**What you are asked to do:** Each line below is to be set down again exactly.

**Records for processing:**
------------------------------

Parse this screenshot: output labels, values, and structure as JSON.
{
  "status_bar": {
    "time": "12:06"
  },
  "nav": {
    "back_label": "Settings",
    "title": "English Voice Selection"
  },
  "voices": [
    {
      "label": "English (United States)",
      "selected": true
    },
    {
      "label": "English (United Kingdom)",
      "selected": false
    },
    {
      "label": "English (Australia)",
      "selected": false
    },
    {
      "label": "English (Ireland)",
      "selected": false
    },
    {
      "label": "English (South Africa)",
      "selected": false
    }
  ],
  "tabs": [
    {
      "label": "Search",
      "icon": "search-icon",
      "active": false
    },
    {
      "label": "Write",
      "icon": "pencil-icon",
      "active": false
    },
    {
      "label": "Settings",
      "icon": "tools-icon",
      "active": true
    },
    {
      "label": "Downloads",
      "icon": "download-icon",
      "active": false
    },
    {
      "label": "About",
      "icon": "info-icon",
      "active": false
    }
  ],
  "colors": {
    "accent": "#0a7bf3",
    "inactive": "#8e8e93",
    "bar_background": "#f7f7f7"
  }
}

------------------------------

**Exercise result:**
Parse this screenshot: output labels, values, and structure as JSON.
{
  "status_bar": {
    "time": "12:06"
  },
  "nav": {
    "back_label": "Settings",
    "title": "English Voice Selection"
  },
  "voices": [
    {
      "label": "English (United States)",
      "selected": true
    },
    {
      "label": "English (United Kingdom)",
      "selected": false
    },
    {
      "label": "English (Australia)",
      "selected": false
    },
    {
      "label": "English (Ireland)",
      "selected": false
    },
    {
      "label": "English (South Africa)",
      "selected": false
    }
  ],
  "tabs": [
    {
      "label": "Search",
      "icon": "search-icon",
      "active": false
    },
    {
      "label": "Write",
      "icon": "pencil-icon",
      "active": false
    },
    {
      "label": "Settings",
      "icon": "tools-icon",
      "active": true
    },
    {
      "label": "Downloads",
      "icon": "download-icon",
      "active": false
    },
    {
      "label": "About",
      "icon": "info-icon",
      "active": false
    }
  ],
  "colors": {
    "accent": "#0a7bf3",
    "inactive": "#8e8e93",
    "bar_background": "#f7f7f7"
  }
}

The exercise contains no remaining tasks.